“I remember when the biggest joy of Christmas for me was getting to ride the mail boat over to Beaufort and just look at the five and dime and the drugstore. We’d go down on the shore, bundled up, head and ears, and the mail boat came from down at the center of the island. We’d get in the broom grass and watch for it, and they’d come pick us up.”
Those are the words of a Harkers Island woman named Madge Guthrie almost 20 years ago. At that time, I wrote a monthly oral history column for the Sunday edition of the Raleigh News & Observer and Madge was one of the people I featured in those stories.
I visited Madge to ask about her memories of Christmas on Harkers Island when she was a child in the 1930s. To this day, I think about what she told me that evening, as we sat in her kitchen late into a winter night.
Merry Christmas to all! You can find the full story I wrote about Christmas on Harkers Island here—it’s called “Madge Guthrie: One Clear Beautiful Night.”
When I visited Madge on Harkers Island, she started by telling me about those mail boat trips to Beaufort at Christmas. She recalled her happiness even if she only had a single little gift.
She remembered, too, the joys of eating Christmas dinner on a fish box—the “children’s table,” Harkers Island-style.
Later she told me about a child wrapped in swaddling clothes, right there on Harkers Island. This was during the Great Depression, and a new mother had not had the means to buy clothes for her new baby, or sheets for its bed.
Madge’s mother and other neighborhood women had come to the rescue. They helped look after that child for years.

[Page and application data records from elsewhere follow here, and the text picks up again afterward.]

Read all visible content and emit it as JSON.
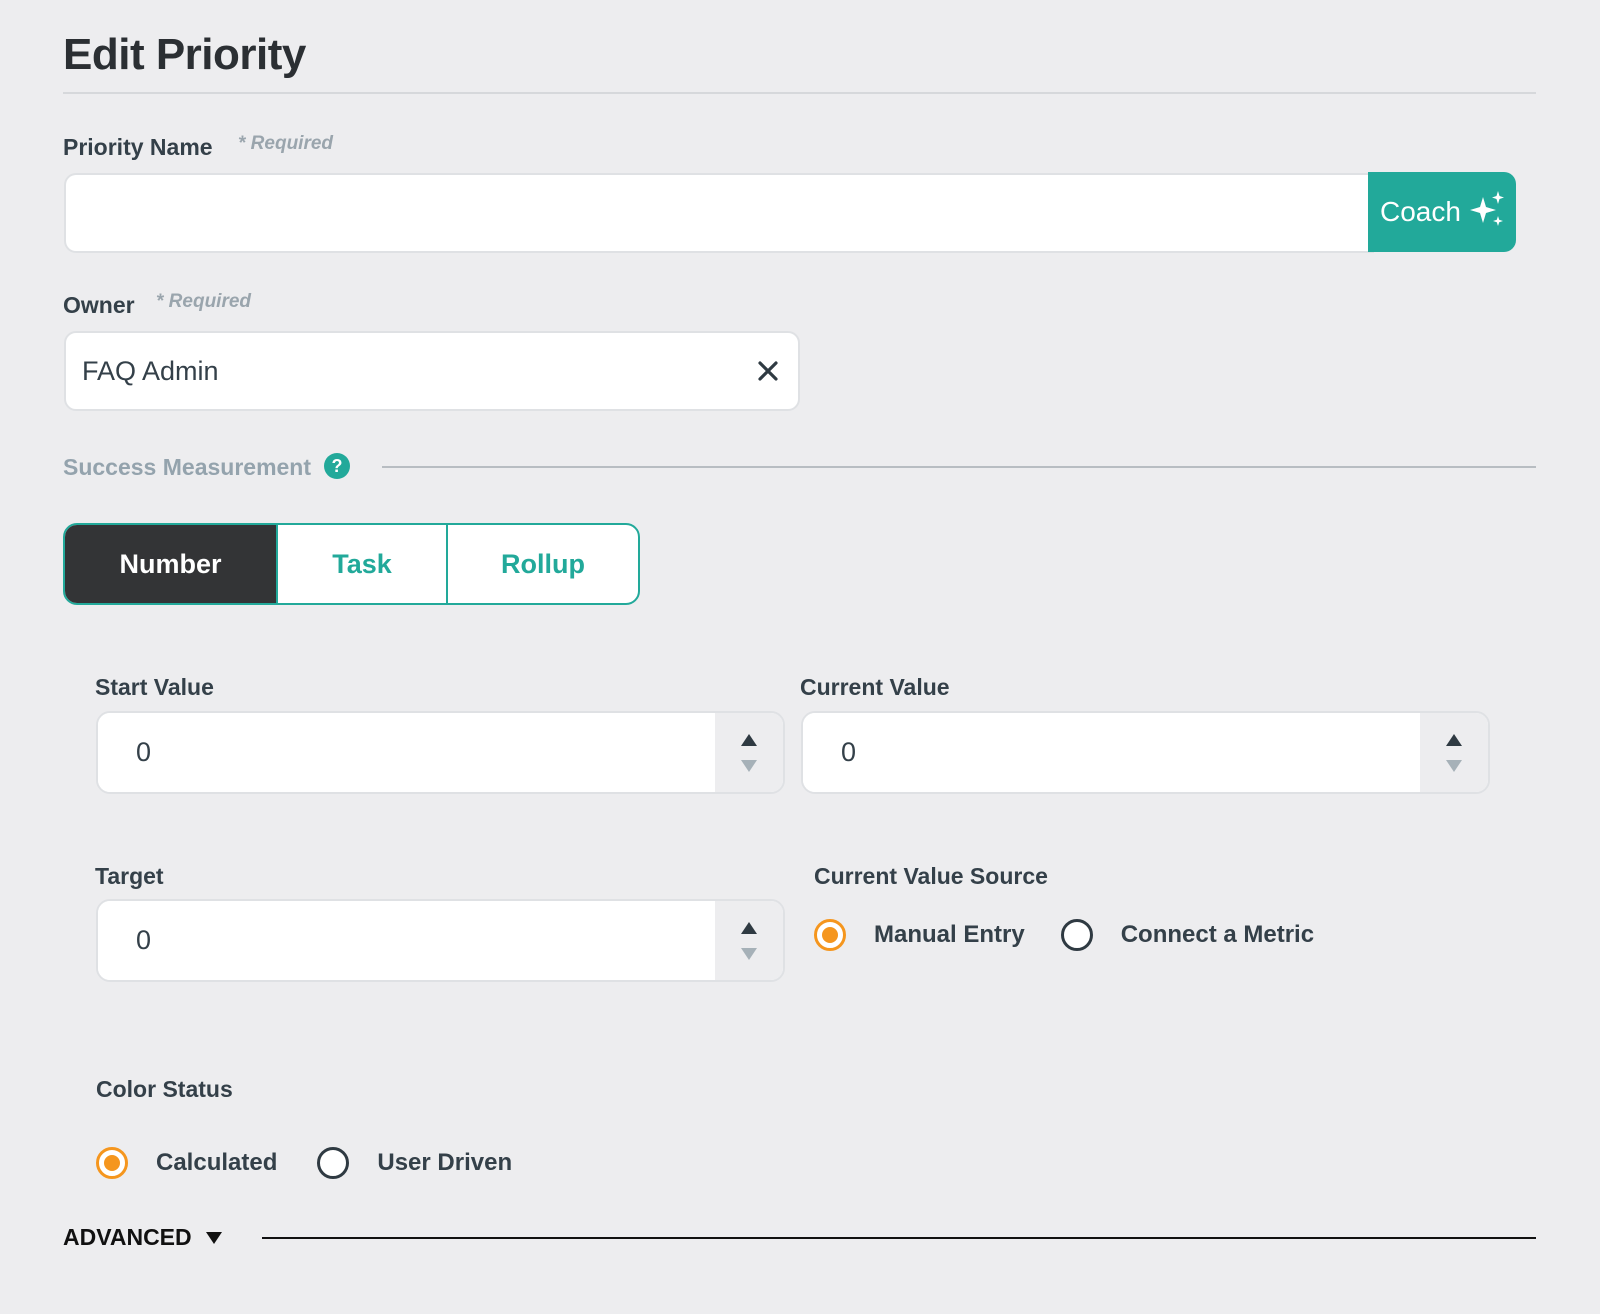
{
  "page": {
    "title": "Edit Priority"
  },
  "priority_name": {
    "label": "Priority Name",
    "required": "* Required",
    "value": "",
    "coach_label": "Coach"
  },
  "owner": {
    "label": "Owner",
    "required": "* Required",
    "value": "FAQ Admin",
    "clear_icon": "close-icon"
  },
  "success": {
    "label": "Success Measurement",
    "help_glyph": "?",
    "tabs": [
      {
        "label": "Number",
        "active": true
      },
      {
        "label": "Task",
        "active": false
      },
      {
        "label": "Rollup",
        "active": false
      }
    ]
  },
  "number": {
    "start": {
      "label": "Start Value",
      "value": "0"
    },
    "current": {
      "label": "Current Value",
      "value": "0"
    },
    "target": {
      "label": "Target",
      "value": "0"
    }
  },
  "current_value_source": {
    "label": "Current Value Source",
    "options": [
      {
        "label": "Manual Entry",
        "checked": true
      },
      {
        "label": "Connect a Metric",
        "checked": false
      }
    ]
  },
  "color_status": {
    "label": "Color Status",
    "options": [
      {
        "label": "Calculated",
        "checked": true
      },
      {
        "label": "User Driven",
        "checked": false
      }
    ]
  },
  "advanced": {
    "label": "ADVANCED"
  },
  "colors": {
    "accent": "#22a99a",
    "radio_checked": "#f5961e",
    "active_tab": "#333436"
  }
}
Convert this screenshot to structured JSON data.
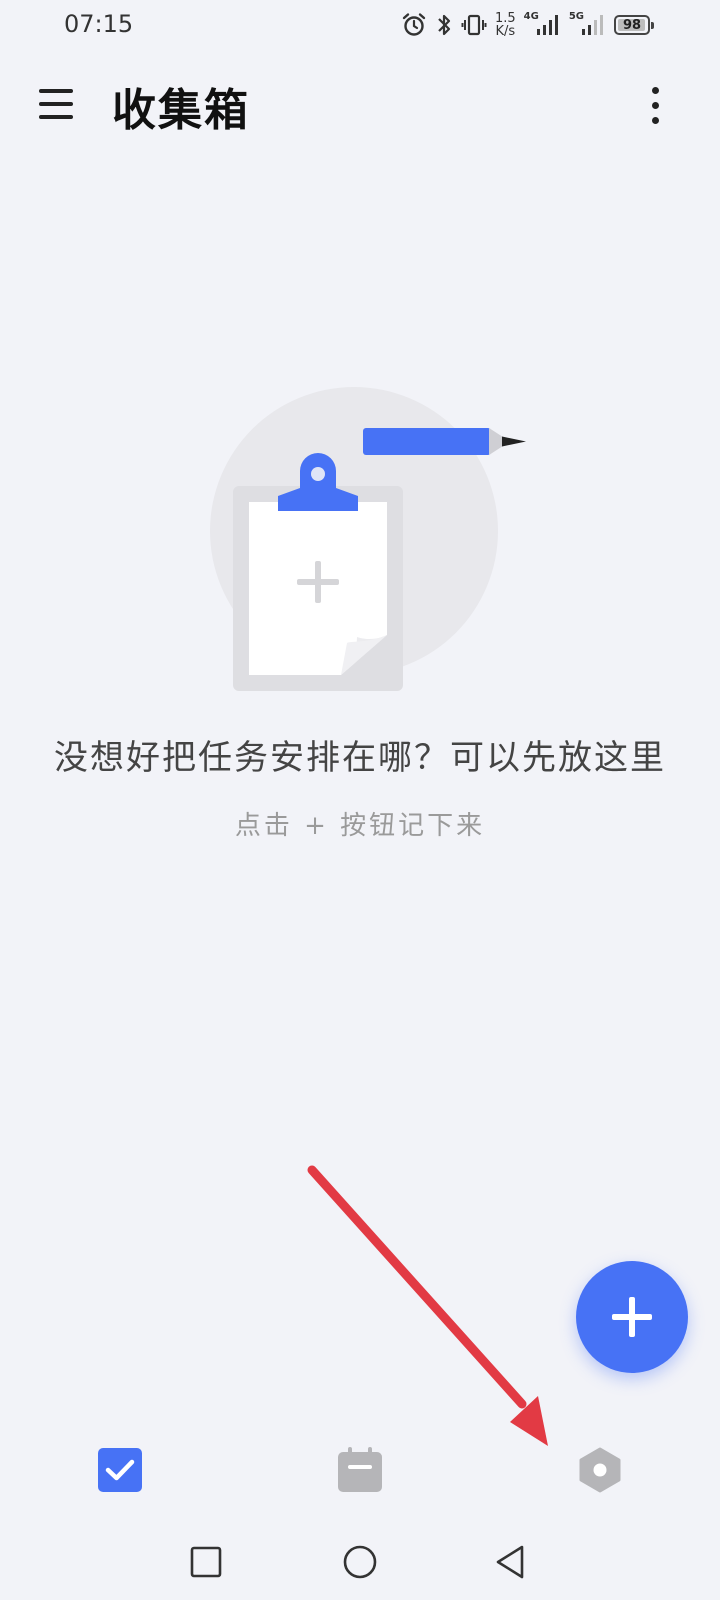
{
  "status_bar": {
    "time": "07:15",
    "net_speed_value": "1.5",
    "net_speed_unit": "K/s",
    "signal_1_label": "4G",
    "signal_2_label": "5G",
    "battery_level": "98",
    "battery_percent": 98,
    "icons": [
      "alarm-icon",
      "bluetooth-icon",
      "vibrate-icon",
      "signal-4g-icon",
      "signal-5g-icon",
      "battery-icon"
    ]
  },
  "app_bar": {
    "title": "收集箱",
    "menu_icon": "hamburger-menu-icon",
    "more_icon": "more-vertical-icon"
  },
  "empty_state": {
    "illustration": "clipboard-pencil-illustration",
    "title": "没想好把任务安排在哪？可以先放这里",
    "hint": "点击 + 按钮记下来"
  },
  "fab": {
    "icon": "plus-icon"
  },
  "bottom_nav": {
    "items": [
      {
        "icon": "checkbox-checked-icon",
        "active": true
      },
      {
        "icon": "calendar-icon",
        "active": false
      },
      {
        "icon": "settings-hexagon-icon",
        "active": false
      }
    ]
  },
  "system_nav": {
    "buttons": [
      "recent-apps-icon",
      "home-icon",
      "back-icon"
    ]
  },
  "colors": {
    "accent": "#4772f5",
    "background": "#f2f3f8",
    "annotation_arrow": "#e23a44",
    "inactive_icon": "#b5b5b8"
  }
}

Late in the evening, just before I left, Madge told me about a walk that she and her mother had taken on a starry night just before Christmas, when she was a little girl.
That night, as they walked across the island, Madge’s mom told her the story of Christmas in a way that made it feel real to her down to her bones maybe for the first time.
Madge said that she would never forget what her mother told her that night about Jesus’s mother.
“I remember her telling me, `Mary was put down bad,’” Madge told me.
“The Bible doesn’t talk about that,” she continued. “But at that time in history, and her an unwed mother, imagine.”
She paused, and then she looked out into the dark toward the Cape Lookout Light, which we could see from her house.
“When Mary went to see Elizabeth,” Madge said, “could it have been that it was so hard the way people were avoiding her, sneering at her, probably laying down that she needed to be stoned?”
Madge stopped and went quiet. For a long time, we just sat quietly and looked out across the sound into the dark. Suddenly that night did not seem so long ago, or Bethlehem so far away.